### EXERCISE DATA ###

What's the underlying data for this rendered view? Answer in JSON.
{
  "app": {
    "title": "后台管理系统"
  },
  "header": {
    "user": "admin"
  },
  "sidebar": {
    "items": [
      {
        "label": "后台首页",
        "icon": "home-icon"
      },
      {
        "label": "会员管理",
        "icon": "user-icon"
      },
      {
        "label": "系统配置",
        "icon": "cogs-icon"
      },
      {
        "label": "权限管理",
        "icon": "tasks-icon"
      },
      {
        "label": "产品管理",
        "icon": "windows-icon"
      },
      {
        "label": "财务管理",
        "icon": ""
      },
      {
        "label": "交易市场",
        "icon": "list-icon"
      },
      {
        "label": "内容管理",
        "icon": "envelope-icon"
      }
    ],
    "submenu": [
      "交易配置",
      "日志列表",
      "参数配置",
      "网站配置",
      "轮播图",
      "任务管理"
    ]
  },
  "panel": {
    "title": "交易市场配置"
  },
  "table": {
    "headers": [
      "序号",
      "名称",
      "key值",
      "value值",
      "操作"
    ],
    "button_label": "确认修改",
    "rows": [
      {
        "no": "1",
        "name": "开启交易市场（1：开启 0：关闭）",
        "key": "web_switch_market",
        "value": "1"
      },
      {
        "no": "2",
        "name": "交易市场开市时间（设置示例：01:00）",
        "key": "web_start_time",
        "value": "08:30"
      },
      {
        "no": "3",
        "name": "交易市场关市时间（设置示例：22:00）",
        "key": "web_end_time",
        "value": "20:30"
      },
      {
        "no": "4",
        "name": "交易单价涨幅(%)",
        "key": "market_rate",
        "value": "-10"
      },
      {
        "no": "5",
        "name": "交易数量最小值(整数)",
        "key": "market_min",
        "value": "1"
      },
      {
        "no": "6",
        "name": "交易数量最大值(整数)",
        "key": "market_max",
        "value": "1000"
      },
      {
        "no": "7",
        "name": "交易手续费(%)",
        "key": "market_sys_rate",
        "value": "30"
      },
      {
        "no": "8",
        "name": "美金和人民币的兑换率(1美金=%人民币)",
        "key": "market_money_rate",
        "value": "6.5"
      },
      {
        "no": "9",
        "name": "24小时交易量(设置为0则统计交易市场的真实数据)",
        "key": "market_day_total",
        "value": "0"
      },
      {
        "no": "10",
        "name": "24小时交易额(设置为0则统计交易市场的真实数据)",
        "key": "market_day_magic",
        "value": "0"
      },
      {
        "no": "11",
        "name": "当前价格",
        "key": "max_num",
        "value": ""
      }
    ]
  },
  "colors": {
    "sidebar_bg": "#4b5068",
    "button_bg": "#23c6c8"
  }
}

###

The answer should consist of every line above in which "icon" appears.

        "icon": "home-icon"
        "icon": "user-icon"
        "icon": "cogs-icon"
        "icon": "tasks-icon"
        "icon": "windows-icon"
        "icon": ""
        "icon": "list-icon"
        "icon": "envelope-icon"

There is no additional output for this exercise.